I say all this knowing that even though our background may not fit all authors, all authors fit us. Those who take up the cause of servicing a story are connected somehow, throughout all human civilization. It is an ancient practice that geography, culture, and society color with perspective. This is a roundabout way of getting to the first tip: Your ideas are yours and, therefore, need your perspective.
Your ideas need your perspective
Some may take this for granted. We sure did when we began writing Wild Sun. Expectations abounded and multiplied by two with us co-authoring it. Many times throughout the ideation phase we felt that we, with our inclinations and sensibilities, could not tell a story with mass appeal. How wrong were in this approach. Writing with your perspective and taste can be a mystery at first.
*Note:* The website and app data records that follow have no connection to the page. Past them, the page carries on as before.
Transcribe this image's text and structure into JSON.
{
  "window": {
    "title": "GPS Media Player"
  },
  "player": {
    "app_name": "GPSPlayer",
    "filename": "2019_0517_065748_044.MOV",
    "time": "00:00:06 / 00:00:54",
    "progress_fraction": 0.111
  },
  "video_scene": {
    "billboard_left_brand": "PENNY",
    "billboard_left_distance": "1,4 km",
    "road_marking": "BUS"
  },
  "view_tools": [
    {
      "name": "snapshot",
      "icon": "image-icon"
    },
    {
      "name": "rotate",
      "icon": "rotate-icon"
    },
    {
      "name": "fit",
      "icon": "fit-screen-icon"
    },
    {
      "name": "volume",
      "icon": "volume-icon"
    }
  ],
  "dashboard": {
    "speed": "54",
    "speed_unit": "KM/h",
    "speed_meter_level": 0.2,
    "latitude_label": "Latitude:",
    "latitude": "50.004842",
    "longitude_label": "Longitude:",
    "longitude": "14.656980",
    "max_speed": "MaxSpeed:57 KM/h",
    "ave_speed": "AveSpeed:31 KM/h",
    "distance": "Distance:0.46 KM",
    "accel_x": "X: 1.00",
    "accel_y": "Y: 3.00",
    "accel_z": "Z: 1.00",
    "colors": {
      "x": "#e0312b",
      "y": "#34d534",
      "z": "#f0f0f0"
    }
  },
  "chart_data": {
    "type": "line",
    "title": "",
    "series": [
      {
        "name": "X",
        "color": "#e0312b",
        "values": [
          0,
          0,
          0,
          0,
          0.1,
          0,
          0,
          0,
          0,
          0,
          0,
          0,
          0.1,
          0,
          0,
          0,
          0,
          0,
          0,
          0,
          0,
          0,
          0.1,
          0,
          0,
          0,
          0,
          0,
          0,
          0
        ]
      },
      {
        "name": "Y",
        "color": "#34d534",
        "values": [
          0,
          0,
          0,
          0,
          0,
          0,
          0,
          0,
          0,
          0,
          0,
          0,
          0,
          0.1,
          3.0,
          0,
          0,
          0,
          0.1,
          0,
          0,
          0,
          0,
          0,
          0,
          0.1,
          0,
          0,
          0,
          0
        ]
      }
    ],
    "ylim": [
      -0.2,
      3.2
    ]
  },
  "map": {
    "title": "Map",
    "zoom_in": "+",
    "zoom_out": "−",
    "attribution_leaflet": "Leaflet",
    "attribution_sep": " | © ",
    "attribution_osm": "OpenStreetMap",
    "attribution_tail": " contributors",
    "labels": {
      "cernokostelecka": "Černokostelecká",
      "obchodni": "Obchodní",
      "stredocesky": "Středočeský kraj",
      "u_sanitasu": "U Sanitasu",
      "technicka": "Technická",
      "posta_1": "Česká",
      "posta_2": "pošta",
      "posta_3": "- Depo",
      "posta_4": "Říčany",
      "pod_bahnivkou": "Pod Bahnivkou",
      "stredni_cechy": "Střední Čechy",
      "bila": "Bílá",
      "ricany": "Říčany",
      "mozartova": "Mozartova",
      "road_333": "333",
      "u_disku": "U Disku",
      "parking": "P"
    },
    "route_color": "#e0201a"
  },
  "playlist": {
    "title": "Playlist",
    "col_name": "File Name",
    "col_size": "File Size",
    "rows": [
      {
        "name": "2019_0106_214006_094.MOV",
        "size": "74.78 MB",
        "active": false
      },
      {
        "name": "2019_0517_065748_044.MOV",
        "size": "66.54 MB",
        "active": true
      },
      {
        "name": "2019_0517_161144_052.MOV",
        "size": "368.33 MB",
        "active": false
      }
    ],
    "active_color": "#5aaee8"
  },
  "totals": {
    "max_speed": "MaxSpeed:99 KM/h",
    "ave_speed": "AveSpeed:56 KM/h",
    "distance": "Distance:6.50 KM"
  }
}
The various notions you have of yourself, outside expectations, and the story at hand can get jumbled up. Try to remember that only you can tell the story and that it will never be told your way again. It is inherently unique (it does not mean that people have to like it)! We decided to use our common ground and let it dictate the themes and sorts of trials we wanted our characters to go through.
Live off-page for a while
"If you build it they will come…” they being through lines and plot here. Before ever writing, Ehsan and I would meet up with poster boards and markers and create timelines of events that would eventually be interwoven into Wild Sun character arcs. It allowed for the sort of through lines we always appreciate about real characters. We decided that the only way we could have real and visceral motivations was to experience these people off-page. Think abstractly at this stage and things can truly go anywhere in terms of the overall story.
I always say this, but you should commit time to each other and therefore, the story. That means calendar invites! Not cabin in the woods idealization, I know, but there will be time for that as well. Sometimes being workman-like about the process pays off when you step away and the work then congeals in the mind. Dedicated time builds momentum and things can start to take on a life of their own. Eventually, you are servicing a story that has a unique identity instead of continually needing to chase one. Allow it to be another person in the room with you.